President Recep Tayyip Erdogan on Friday announced the decision to dispatch a seismic research vessel, after Greece signed a deal with Egypt to draw maritime boundaries between the two countries.
Erdogan accused Greece of failing to abide by pledges that convinced Turkey to halt offshore work while German Chancellor Angela Merkel began mediating. The latest twist in the conflict in the eastern Mediterranean shows the gargantuan task awaiting Turkey and Greece as they try and negotiate a resolution.

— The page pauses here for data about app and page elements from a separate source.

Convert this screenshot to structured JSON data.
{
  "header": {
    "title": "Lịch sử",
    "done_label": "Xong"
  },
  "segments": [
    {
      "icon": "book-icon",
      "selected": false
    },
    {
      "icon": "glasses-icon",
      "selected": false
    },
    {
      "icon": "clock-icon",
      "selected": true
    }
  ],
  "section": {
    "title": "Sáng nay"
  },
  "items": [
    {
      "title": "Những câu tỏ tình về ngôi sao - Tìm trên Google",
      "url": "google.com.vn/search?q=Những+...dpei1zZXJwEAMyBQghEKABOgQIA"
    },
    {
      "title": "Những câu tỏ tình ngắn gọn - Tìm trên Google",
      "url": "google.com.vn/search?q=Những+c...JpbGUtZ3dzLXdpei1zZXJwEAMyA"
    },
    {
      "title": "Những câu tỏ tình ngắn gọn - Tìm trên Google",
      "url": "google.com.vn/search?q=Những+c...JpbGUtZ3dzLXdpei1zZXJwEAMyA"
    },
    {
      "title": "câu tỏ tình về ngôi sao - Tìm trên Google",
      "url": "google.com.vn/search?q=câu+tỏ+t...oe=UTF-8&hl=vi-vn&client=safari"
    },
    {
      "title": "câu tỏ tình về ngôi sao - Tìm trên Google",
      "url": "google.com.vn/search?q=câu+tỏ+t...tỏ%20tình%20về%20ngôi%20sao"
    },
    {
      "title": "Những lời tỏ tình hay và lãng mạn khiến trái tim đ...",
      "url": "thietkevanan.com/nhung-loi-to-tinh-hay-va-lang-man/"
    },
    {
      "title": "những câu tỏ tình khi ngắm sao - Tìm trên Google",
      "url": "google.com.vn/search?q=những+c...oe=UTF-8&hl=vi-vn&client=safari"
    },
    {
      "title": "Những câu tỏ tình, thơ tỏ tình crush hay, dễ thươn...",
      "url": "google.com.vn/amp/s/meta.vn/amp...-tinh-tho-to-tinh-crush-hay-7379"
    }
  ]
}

The latest spat arose when Turkey said it would survey the seabed in an area that Greece says falls in its jurisdiction because of the nearby Greek island of Kastellorizo. The two sides rely on fundamentally different legal arguments to make their claims in the Mediterranean and Aegean Seas.
Ankara argues that a country’s continental shelf should be measured from its mainland, and that the area south of the Greek island — just a few kilometers off Turkey’s southern coast — therefore falls within its exclusive zone.
Greece says that islands must also be taken into account in delineating a country’s continental shelf, in line with the United Nations Law of the Sea, giving it the sole right to the area regardless of the island’s proximity to Turkey. Ankara has not signed up to that law.